TASK INSTRUCTIONS:
Copy out lines with the word "content" from the material that follows.

TASK DATA:
━━━━
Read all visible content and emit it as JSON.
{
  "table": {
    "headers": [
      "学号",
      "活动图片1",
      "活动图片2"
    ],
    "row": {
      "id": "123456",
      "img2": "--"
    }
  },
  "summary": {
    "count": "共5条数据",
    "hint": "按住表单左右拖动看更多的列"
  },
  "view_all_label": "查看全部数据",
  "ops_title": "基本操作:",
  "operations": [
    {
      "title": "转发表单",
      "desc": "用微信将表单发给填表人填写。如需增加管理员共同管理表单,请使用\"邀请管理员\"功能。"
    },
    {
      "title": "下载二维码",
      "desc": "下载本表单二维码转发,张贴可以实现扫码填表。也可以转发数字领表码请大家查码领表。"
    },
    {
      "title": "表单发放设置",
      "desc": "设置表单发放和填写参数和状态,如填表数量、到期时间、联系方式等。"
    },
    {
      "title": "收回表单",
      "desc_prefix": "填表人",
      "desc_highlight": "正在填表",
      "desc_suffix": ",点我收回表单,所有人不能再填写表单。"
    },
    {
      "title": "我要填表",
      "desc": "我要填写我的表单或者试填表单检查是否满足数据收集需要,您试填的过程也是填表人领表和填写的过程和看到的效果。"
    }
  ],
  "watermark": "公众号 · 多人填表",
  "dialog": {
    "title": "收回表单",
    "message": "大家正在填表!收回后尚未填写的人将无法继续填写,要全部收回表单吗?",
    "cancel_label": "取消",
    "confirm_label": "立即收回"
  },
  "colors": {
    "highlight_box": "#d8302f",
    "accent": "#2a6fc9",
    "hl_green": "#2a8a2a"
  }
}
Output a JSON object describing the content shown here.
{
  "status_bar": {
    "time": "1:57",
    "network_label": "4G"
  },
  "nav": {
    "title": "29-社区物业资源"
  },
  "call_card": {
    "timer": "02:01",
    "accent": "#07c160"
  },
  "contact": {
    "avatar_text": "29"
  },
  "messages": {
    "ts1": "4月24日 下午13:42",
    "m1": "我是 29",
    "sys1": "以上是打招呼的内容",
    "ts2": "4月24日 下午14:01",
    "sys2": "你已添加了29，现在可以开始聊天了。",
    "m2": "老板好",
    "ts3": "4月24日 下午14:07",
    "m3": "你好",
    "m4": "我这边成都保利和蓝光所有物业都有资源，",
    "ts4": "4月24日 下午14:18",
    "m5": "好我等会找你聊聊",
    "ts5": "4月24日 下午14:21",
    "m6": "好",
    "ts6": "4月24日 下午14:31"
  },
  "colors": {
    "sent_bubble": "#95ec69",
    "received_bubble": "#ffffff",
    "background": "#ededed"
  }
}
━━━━
TASK RESULT:
Read all visible content and emit it as JSON.
Output a JSON object describing the content shown here.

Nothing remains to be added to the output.